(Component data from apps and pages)
++++++

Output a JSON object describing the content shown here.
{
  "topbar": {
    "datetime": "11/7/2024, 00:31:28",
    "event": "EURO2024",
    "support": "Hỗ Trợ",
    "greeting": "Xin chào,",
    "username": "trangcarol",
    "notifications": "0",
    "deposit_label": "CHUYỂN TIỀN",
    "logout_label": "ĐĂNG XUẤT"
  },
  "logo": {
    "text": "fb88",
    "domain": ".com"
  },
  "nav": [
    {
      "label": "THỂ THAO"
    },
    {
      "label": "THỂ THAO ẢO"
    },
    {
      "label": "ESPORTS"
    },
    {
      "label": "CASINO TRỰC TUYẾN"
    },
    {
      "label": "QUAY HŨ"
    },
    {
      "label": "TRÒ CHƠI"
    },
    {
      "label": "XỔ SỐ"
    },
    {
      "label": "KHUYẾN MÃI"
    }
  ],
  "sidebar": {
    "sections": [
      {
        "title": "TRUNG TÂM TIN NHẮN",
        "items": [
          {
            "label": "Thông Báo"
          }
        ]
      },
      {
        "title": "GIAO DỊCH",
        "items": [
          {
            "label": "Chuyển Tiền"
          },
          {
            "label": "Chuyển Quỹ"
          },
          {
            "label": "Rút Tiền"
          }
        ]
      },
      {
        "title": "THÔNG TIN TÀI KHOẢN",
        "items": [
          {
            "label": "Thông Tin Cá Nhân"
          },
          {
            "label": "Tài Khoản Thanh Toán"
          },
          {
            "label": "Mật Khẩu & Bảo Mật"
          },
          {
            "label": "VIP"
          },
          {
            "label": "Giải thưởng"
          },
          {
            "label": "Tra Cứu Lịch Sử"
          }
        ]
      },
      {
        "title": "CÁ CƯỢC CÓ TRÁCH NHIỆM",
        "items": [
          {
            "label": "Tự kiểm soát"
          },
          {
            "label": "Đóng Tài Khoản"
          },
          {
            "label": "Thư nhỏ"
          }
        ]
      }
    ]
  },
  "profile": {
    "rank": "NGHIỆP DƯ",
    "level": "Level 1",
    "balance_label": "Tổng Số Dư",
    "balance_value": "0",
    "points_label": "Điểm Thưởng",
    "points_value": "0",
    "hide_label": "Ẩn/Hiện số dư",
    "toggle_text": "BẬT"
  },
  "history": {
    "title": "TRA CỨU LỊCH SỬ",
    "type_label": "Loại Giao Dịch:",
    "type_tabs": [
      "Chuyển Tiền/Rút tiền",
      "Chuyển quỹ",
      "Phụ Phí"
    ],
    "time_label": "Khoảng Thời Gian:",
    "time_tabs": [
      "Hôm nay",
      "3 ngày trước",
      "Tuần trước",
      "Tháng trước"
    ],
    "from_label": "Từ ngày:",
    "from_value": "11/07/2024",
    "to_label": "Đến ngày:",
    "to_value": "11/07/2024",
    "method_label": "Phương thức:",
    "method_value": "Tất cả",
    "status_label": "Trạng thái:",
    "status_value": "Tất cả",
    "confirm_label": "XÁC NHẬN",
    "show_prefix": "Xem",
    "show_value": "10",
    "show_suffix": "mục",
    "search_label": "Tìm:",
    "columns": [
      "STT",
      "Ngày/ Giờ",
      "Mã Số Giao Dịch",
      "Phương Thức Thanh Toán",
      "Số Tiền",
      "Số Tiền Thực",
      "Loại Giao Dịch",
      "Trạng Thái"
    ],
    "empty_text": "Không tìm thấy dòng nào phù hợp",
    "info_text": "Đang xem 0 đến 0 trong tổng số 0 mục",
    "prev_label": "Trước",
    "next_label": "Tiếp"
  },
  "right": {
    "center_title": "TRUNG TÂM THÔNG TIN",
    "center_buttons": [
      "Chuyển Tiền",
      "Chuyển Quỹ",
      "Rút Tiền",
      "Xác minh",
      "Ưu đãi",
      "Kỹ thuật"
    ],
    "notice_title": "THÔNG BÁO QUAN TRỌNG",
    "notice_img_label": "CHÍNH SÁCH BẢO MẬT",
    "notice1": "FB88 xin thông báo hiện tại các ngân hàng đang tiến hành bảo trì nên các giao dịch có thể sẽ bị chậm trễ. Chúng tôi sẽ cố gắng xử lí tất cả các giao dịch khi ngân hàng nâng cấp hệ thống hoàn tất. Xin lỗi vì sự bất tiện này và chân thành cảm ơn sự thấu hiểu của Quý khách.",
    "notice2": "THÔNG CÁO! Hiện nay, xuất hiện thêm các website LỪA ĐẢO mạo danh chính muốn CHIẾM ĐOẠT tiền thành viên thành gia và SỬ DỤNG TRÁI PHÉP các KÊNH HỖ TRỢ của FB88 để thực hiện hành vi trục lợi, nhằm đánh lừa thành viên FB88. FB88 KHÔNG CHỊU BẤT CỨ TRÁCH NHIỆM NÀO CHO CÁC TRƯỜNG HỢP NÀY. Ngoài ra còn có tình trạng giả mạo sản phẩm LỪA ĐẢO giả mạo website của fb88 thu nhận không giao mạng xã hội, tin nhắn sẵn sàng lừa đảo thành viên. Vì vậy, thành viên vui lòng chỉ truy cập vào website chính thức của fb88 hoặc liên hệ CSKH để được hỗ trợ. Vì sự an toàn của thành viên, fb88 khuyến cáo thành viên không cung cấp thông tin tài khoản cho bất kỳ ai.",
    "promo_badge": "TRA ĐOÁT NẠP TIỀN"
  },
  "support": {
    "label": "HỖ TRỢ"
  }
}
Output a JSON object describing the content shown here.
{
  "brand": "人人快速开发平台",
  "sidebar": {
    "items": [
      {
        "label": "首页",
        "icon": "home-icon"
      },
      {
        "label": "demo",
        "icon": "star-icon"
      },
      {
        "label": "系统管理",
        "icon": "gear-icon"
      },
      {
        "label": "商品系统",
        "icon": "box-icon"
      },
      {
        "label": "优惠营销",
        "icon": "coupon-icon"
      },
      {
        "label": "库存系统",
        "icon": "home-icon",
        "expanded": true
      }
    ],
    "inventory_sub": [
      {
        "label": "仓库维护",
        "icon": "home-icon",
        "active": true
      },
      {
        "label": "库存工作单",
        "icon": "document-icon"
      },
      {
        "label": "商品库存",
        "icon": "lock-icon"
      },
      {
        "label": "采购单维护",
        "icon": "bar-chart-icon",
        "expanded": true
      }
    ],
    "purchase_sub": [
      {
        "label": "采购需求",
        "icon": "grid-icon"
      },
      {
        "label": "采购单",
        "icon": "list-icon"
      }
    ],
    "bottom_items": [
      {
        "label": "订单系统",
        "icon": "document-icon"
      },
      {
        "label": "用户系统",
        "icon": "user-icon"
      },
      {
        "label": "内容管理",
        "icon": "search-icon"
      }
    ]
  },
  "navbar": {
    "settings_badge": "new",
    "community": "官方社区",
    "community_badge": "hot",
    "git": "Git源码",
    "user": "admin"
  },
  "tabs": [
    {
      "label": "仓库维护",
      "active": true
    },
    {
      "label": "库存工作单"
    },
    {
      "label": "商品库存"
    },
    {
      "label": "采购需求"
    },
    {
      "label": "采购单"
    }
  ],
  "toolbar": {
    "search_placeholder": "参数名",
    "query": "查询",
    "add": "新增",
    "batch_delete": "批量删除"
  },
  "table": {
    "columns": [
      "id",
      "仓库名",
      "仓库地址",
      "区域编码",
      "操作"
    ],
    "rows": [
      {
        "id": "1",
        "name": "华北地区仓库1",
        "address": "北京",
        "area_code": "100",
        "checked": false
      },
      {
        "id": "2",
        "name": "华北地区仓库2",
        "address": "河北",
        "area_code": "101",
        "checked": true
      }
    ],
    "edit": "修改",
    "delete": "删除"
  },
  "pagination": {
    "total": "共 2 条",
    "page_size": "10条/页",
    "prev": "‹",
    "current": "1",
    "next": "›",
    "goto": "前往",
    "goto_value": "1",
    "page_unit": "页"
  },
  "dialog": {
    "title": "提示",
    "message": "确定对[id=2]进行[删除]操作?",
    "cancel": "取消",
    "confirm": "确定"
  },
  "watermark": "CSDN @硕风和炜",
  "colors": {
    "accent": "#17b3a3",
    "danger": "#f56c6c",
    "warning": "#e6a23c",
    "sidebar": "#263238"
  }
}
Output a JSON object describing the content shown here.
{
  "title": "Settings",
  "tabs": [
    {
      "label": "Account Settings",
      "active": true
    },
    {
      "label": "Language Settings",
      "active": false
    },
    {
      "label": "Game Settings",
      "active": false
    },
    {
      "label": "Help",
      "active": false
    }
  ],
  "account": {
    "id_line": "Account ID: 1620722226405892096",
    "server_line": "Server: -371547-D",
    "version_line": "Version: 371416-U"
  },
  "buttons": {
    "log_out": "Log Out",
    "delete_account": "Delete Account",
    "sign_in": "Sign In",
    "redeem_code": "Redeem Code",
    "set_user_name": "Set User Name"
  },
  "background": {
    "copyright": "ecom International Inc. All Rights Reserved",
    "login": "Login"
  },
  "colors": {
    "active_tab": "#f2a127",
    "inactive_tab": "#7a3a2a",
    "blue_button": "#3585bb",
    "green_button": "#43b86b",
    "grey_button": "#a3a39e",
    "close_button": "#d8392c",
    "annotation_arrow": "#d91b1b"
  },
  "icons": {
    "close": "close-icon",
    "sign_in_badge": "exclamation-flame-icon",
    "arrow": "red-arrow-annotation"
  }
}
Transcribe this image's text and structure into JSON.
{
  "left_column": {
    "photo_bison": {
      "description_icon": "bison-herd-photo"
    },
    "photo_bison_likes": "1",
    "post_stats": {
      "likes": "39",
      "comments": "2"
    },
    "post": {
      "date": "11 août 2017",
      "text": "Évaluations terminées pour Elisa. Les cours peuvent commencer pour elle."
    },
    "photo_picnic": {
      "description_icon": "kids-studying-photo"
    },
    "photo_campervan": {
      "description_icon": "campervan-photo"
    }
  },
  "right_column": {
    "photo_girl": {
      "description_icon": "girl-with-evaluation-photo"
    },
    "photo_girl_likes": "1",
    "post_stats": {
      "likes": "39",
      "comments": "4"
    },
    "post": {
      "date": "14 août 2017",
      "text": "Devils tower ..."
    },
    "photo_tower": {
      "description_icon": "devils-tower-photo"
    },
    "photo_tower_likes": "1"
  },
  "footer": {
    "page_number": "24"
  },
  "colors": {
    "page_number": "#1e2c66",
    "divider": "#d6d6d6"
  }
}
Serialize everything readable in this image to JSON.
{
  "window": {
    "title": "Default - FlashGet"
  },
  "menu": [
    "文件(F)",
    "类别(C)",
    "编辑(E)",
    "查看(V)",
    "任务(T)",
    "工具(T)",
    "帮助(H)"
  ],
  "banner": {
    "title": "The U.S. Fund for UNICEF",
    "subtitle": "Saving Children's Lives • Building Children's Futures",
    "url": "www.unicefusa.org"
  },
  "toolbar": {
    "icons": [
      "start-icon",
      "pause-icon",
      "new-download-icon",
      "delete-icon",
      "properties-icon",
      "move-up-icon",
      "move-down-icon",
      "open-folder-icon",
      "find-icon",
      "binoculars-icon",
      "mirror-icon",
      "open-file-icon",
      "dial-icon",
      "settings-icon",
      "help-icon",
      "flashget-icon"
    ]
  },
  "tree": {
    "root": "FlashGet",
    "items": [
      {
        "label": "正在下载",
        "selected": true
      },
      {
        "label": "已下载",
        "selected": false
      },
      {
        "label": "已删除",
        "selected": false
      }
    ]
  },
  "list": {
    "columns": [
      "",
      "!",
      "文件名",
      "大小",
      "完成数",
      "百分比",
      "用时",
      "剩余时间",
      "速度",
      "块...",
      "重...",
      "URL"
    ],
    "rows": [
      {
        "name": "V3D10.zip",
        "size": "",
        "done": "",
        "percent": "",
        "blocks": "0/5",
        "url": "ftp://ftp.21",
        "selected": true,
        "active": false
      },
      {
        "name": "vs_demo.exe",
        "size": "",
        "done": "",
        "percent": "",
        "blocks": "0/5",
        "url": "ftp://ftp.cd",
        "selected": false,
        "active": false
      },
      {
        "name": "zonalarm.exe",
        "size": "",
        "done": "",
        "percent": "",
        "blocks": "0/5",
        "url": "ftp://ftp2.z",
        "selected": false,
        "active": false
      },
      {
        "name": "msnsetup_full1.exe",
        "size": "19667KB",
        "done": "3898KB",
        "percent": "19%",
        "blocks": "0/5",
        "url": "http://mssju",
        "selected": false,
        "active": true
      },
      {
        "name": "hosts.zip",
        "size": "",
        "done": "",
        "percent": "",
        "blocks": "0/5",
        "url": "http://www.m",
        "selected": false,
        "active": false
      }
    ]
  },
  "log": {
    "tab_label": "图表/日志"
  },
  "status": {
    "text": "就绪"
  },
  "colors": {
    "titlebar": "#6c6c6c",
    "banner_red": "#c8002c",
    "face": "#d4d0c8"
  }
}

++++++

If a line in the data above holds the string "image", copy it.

Transcribe this image's text and structure into JSON.
Serialize everything readable in this image to JSON.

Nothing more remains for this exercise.